Suppress your basic ‘bitchness’ this Halloween

Bobby Shipman

The crisp Autumn air seems to arouse all sorts of seasonal excitement. With Halloween and Thanksgiving just around the corner, people from all walks of life seem to unite as they don fuzzy knit sweaters, baked pumpkin pies and adorn their porches with delightfully tacky decorations of red and yellow leaves and goofy ghouls.

The season also seems to stir up some unique peoples as well:

The adult trick r’ treaters:

“Oh, are you chaperoning? ”


Awkward silence.

The Jesus freaks:

“Halloween is for devil worshippers, sluts and the gays!”

And, the basic bitches:

“Um, like, I would like a pumpkin spice latte. Heavy on the spice, easy on the, like, pumpkin.”

Basic bitches become particularly easy to spot during Fall as they skip around in their UGG boots sipping pumpkin flavored “coffee drinks” and talking about what completely unoriginal costumes they could sport.

“Nu, uh, I’m disco Barbie!”

Sexist term aside, many men show their basic colors this time of year as well.

“I’m not a gladiator, I’m a Spartan, duh!”

If you can recognize these sad specimens, they can be easily avoided. Simply pay attention to people tweeting about watching “Hocus Pocus” as if no one else has ever heard of it before or Instagram-ing photos of dead leaves that have been over-saturated with built-in filters.

Another form of evasion would be to avoid places where they tend to congregate such as Starbucks, Yankee candle and Halloween themed frat parties, where the partygoers think the song “Cannibal” by Ke$ha is appropriate seasonal dance music.

Let’s face it, though, many of us let our basic tendencies run amuck in October. I, for one, am privy to glittery Halloween decorations that make my living room look like Liberace’s walk-in closet.

To combat these urges, I suggest people derive their Fall-prep from ancient traditions.

Maybe host a divination session in your living room or go all out with a little bit of mumming and guising, which involves singing a song or reciting poetry to a stranger in exchange for food.

Another option could be to, to follow suit with ancient Druidic customs, say a prayer to Samhain, the Lord of Darkness.

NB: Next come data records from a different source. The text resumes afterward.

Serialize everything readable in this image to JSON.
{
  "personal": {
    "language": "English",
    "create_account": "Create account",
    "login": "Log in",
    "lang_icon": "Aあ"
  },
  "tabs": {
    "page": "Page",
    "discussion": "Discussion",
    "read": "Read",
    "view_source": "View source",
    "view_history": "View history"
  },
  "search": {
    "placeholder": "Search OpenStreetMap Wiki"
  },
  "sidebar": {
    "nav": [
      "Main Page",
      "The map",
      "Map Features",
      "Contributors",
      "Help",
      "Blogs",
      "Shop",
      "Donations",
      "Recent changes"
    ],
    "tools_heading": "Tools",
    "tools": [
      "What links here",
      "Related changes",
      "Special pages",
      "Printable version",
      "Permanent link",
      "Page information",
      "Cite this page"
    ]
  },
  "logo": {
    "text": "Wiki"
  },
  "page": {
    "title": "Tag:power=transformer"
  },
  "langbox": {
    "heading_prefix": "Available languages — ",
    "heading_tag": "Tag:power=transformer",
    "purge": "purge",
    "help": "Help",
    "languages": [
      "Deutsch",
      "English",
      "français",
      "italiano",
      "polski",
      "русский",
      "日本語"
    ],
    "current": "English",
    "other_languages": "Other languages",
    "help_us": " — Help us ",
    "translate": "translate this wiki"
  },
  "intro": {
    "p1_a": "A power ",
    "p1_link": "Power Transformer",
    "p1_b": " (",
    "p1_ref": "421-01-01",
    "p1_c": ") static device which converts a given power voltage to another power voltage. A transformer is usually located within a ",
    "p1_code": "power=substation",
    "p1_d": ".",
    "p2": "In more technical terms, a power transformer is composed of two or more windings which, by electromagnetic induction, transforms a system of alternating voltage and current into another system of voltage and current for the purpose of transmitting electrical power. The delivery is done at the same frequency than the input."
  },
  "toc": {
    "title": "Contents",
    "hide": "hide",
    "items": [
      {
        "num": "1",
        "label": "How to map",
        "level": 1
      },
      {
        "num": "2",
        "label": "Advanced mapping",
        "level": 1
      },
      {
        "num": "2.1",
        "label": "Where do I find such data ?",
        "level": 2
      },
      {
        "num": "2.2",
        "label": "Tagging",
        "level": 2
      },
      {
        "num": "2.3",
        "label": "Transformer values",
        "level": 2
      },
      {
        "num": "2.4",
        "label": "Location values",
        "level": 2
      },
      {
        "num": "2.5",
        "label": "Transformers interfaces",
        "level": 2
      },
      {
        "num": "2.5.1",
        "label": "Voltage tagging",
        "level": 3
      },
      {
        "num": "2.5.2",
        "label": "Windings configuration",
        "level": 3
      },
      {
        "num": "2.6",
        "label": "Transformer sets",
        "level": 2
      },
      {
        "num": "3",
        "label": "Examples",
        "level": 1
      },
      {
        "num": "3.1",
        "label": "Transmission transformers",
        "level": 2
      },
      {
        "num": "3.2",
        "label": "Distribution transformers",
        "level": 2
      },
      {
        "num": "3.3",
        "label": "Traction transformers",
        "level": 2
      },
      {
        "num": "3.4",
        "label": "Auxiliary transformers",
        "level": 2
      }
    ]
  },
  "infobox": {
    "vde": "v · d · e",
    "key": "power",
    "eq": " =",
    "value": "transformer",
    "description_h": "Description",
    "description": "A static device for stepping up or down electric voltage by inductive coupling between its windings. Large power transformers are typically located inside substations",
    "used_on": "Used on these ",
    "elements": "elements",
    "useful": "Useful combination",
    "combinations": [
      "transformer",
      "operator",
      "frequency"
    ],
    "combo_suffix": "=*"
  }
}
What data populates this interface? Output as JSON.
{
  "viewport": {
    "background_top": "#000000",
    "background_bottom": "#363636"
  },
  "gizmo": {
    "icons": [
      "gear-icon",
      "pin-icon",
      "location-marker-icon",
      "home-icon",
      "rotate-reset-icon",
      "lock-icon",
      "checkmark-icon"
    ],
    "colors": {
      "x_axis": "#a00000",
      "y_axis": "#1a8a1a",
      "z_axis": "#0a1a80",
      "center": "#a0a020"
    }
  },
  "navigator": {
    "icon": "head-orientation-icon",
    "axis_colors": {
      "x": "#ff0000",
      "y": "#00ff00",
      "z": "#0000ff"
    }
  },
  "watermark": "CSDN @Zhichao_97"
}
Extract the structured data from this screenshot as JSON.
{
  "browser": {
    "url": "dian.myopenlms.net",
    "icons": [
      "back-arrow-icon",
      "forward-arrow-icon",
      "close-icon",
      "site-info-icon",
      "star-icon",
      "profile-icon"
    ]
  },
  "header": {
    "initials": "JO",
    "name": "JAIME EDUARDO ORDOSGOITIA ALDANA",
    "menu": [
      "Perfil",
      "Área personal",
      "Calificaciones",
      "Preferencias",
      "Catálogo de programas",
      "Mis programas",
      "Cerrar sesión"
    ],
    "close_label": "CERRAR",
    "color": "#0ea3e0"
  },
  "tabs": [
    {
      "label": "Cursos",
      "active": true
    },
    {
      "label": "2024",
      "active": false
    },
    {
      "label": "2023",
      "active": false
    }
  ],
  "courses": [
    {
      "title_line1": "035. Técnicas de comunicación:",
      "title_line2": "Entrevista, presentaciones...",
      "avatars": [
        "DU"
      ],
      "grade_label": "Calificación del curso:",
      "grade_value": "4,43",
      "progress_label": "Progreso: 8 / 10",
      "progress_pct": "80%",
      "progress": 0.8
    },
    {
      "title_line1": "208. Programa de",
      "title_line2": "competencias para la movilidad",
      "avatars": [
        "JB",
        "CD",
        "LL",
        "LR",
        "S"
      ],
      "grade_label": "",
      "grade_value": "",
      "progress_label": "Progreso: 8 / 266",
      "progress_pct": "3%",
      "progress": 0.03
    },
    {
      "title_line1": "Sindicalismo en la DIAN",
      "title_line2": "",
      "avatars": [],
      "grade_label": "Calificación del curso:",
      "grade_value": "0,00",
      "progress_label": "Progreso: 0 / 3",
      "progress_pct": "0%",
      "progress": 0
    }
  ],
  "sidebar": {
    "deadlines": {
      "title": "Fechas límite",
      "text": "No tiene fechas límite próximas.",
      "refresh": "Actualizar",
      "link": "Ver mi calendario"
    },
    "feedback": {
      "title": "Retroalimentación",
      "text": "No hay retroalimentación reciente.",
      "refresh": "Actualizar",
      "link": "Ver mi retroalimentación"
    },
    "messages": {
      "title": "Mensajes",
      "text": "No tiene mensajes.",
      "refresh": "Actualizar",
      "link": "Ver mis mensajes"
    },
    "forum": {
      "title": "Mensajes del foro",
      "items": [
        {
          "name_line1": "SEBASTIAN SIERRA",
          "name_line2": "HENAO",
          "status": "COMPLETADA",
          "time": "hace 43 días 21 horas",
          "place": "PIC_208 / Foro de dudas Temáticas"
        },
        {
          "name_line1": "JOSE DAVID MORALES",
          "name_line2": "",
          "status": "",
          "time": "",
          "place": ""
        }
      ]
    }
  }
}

There are endless possibilities you can choose from to avoid the mundane experience you have so basically become accustomed to.